The PRO-IP Act, which was actually introduced late last year, has already and overwhelmingly been approved by the House of Representatives; currently it awaits hearing in the Senate’s Judiciary Committee. An earlier provision which would have made it possible for people to be fined up to $30,000 per “unauthorized file” on their computers or other portable media devices was removed during House deliberations.
Finally, there is a piece of trade law under development that would forcibly apply U.S. copyright law – including, potentially, the draconian provisions of the PRO-IP Act – to several other countries. This measure is called the Anti-Counterfeiting Trade Agreement, or ACTA. ACTA originally began as a trade agreement designed to track and interdict the counterfeiting of real goods, like designer clothes and prescription medicines. At the behest of U.S. authorities, ACTA’s purview was secretly expanded to include intellectual property. Under the new definition, “counterfeiting” involves the “unauthorized” copying of any digital media.
Here’s another hypothetical: you decide to take a trip overseas, and bring along digital media devices. Upon your return, or at the customs checkpoint of any ACTA-participating country, you are stopped and asked to remove all of your digital media devices (laptops, cell phones, iDevices, etc.) for “inspection.” Your items are then scanned for “unauthorized (read: counterfeit or copied)” information. The customs officer demands you show proof that you rightfully own the data you carry. You cannot. Your devices are confiscated, and you may face further penalty.
ACTA is also imminent: during the G8 Summit this week, the ACTA plan was endorsed and a timetable for implementation envisioned by the end of the year.
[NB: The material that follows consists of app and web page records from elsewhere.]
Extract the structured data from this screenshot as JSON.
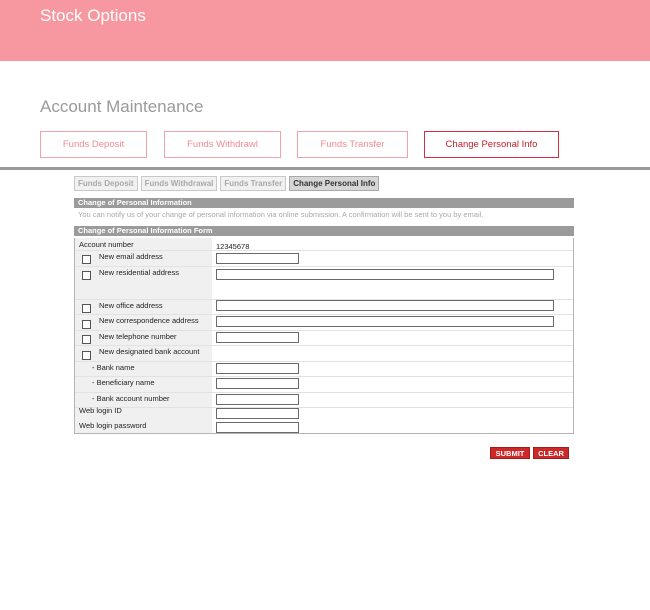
{
  "banner": {
    "title": "Stock Options"
  },
  "section": {
    "title": "Account Maintenance"
  },
  "main_tabs": [
    {
      "label": "Funds Deposit"
    },
    {
      "label": "Funds Withdrawl"
    },
    {
      "label": "Funds Transfer"
    },
    {
      "label": "Change Personal Info"
    }
  ],
  "sub_tabs": [
    {
      "label": "Funds Deposit"
    },
    {
      "label": "Funds Withdrawal"
    },
    {
      "label": "Funds Transfer"
    },
    {
      "label": "Change Personal Info"
    }
  ],
  "info": {
    "header": "Change of Personal Information",
    "text": "You can notify us of your change of personal information via online submission. A confirmation will be sent to you by email."
  },
  "form": {
    "header": "Change of Personal Information Form",
    "account_label": "Account number",
    "account_value": "12345678",
    "fields": {
      "email": "New email address",
      "residential": "New residential address",
      "office": "New office address",
      "correspondence": "New correspondence address",
      "telephone": "New telephone number",
      "bank_account": "New designated bank account",
      "bank_name": "- Bank name",
      "beneficiary": "- Beneficiary name",
      "bank_number": "- Bank account number",
      "login_id": "Web login ID",
      "login_password": "Web login password"
    }
  },
  "buttons": {
    "submit": "SUBMIT",
    "clear": "CLEAR"
  }
}
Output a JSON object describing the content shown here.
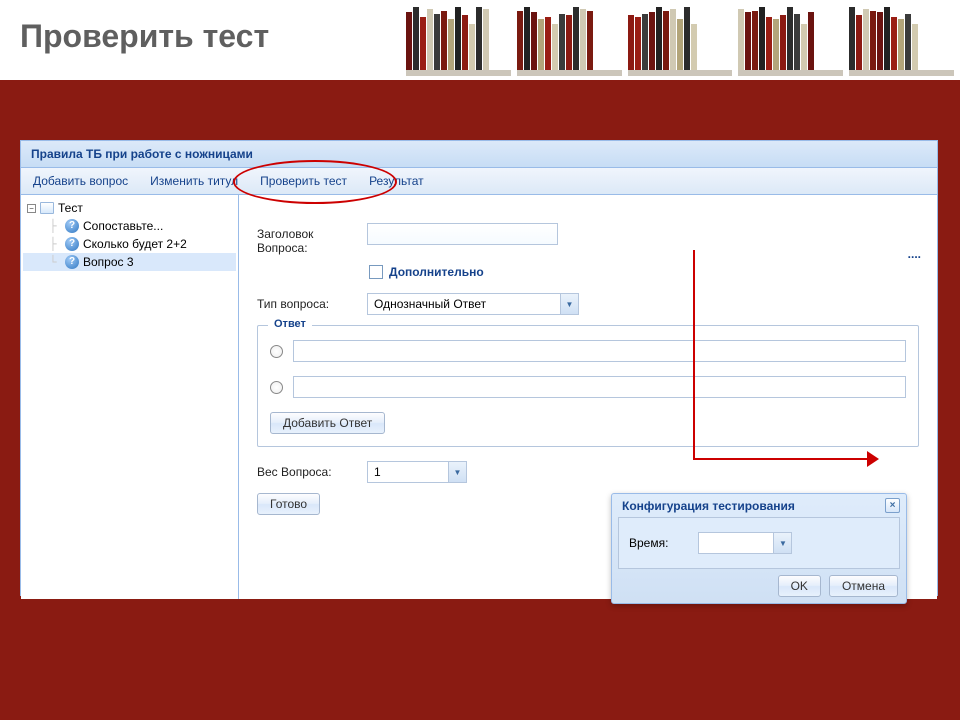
{
  "page_heading": "Проверить тест",
  "window": {
    "title": "Правила ТБ при работе с ножницами"
  },
  "toolbar": {
    "add_question": "Добавить вопрос",
    "edit_title": "Изменить титул",
    "check_test": "Проверить тест",
    "result": "Результат"
  },
  "tree": {
    "root": "Тест",
    "items": [
      "Сопоставьте...",
      "Сколько будет 2+2",
      "Вопрос 3"
    ]
  },
  "form": {
    "title_label": "Заголовок Вопроса:",
    "title_value": "",
    "additional_label": "Дополнительно",
    "type_label": "Тип вопроса:",
    "type_value": "Однозначный Ответ",
    "answers_legend": "Ответ",
    "answer1": "",
    "answer2": "",
    "add_answer_btn": "Добавить Ответ",
    "weight_label": "Вес Вопроса:",
    "weight_value": "1",
    "done_btn": "Готово"
  },
  "dialog": {
    "title": "Конфигурация тестирования",
    "time_label": "Время:",
    "time_value": "",
    "ok": "OK",
    "cancel": "Отмена"
  }
}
The United States has already sullied itself quite thoroughly in the court of public opinion at fora like the World Trade Organization, so ACTA’s being pushed as a multilateral agreement, whereby the U.S. individually pursues, entices, and/or coerces countries into accepting our principles of information freedom.
So far, Australia, Canada, most of the the European Union, Japan, Mexico, New Zealand, Russia, South Korea, and Switzerland have nominally committed to the implementation of ACTA. Combined with the PRO-IP Act and Congress’ outright dereliction of duty with regard to the protection of our Constitutional liberties more generally, you might say the outlook is bleak; you might even say focusing on a fight over something like network neutrality alone is now strategically misplaced, because by the time you get what you think you want the meaning of “neutrality” has been redefined out from under your feet.
If you want to learn more about the PRO-IP Act and ACTA, check this conversation Skidmark Bob and I had a couple of weeks back on Freak Radio Santa Cruz.